(Source records)

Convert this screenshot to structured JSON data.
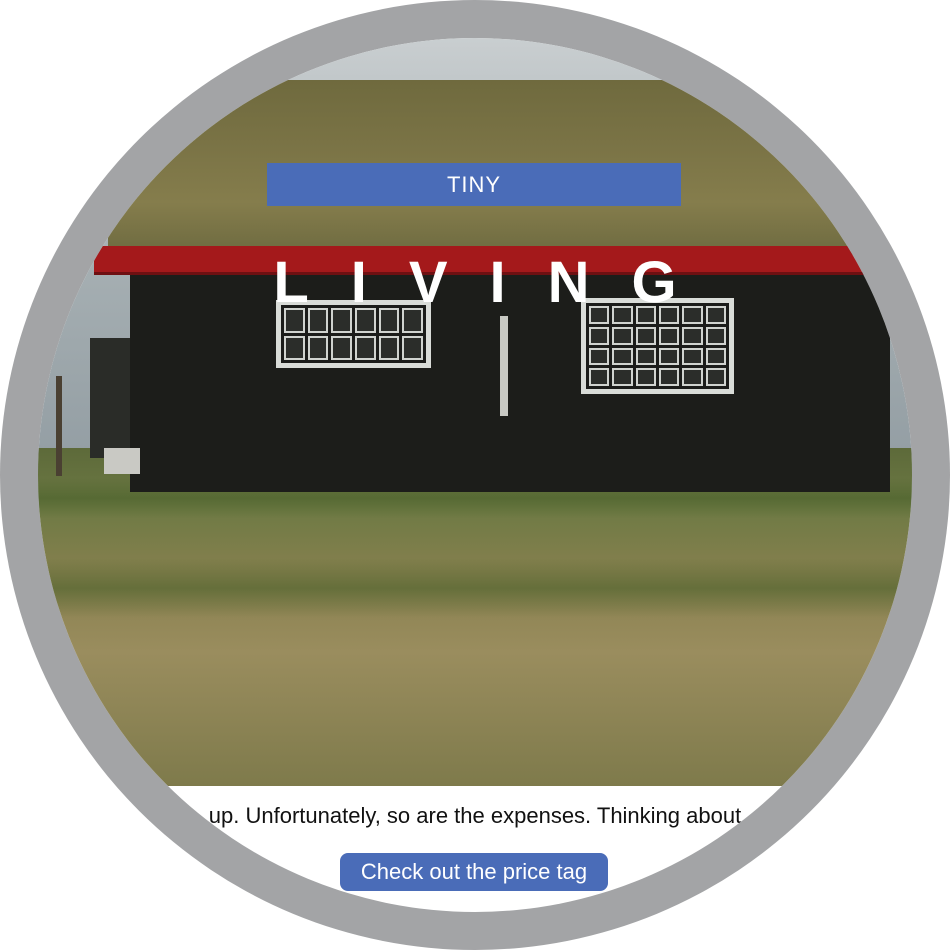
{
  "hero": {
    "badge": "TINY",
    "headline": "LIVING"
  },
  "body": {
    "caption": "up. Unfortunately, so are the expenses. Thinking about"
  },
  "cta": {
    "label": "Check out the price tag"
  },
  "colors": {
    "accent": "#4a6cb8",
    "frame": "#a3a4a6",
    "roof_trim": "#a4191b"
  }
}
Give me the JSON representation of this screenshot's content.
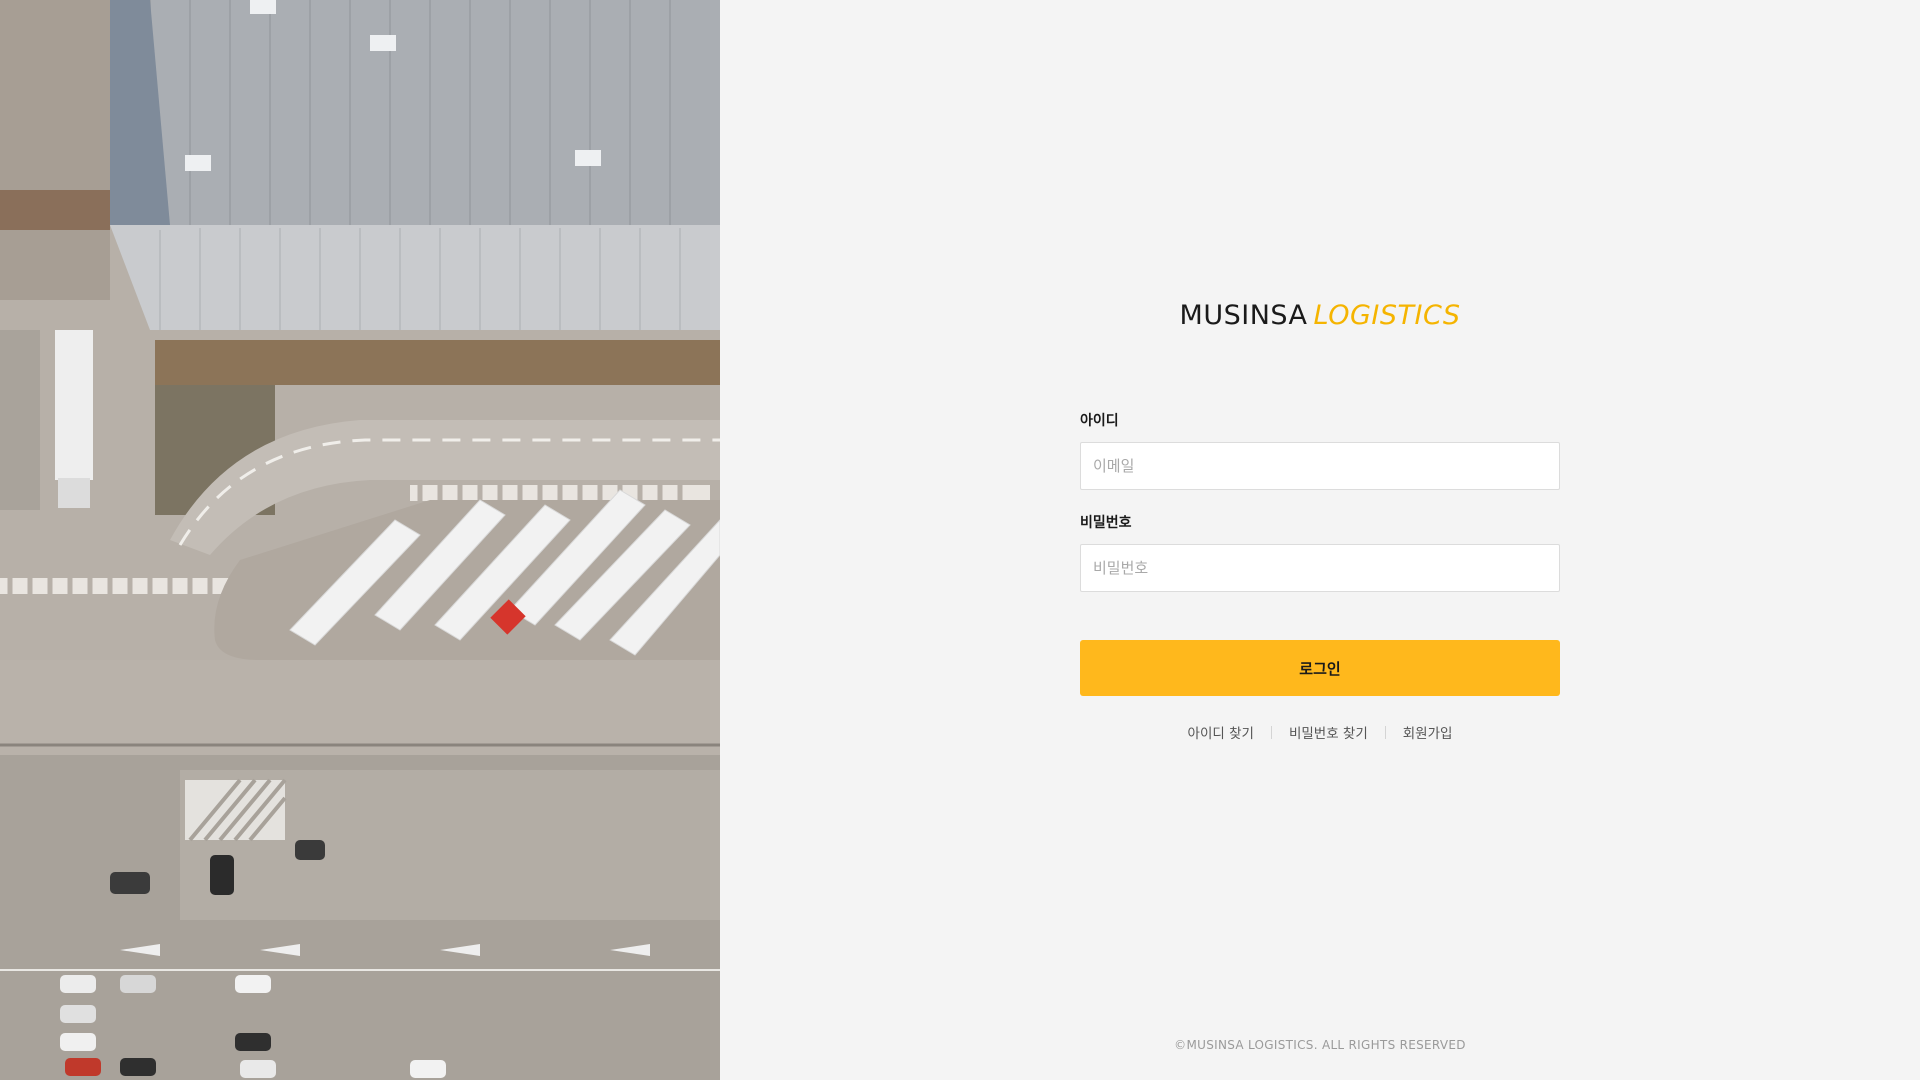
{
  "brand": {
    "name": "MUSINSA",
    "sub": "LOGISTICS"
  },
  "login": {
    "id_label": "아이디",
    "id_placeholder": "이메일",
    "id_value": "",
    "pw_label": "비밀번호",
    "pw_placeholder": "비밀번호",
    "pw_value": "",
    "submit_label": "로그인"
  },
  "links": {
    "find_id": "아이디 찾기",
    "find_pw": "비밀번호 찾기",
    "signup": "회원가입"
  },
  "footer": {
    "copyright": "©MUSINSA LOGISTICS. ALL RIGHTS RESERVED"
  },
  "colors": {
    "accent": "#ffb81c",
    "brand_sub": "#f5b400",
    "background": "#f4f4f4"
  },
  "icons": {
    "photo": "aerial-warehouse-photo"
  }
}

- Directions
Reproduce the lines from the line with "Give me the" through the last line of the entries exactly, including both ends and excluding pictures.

- Output of the exercise
Give me the JSON representation of this screenshot's content.
{
  "brand": {
    "name": "MUSINSA",
    "sub": "LOGISTICS"
  },
  "login": {
    "id_label": "아이디",
    "id_placeholder": "이메일",
    "id_value": "",
    "pw_label": "비밀번호",
    "pw_placeholder": "비밀번호",
    "pw_value": "",
    "submit_label": "로그인"
  },
  "links": {
    "find_id": "아이디 찾기",
    "find_pw": "비밀번호 찾기",
    "signup": "회원가입"
  },
  "footer": {
    "copyright": "©MUSINSA LOGISTICS. ALL RIGHTS RESERVED"
  },
  "colors": {
    "accent": "#ffb81c",
    "brand_sub": "#f5b400",
    "background": "#f4f4f4"
  },
  "icons": {
    "photo": "aerial-warehouse-photo"
  }
}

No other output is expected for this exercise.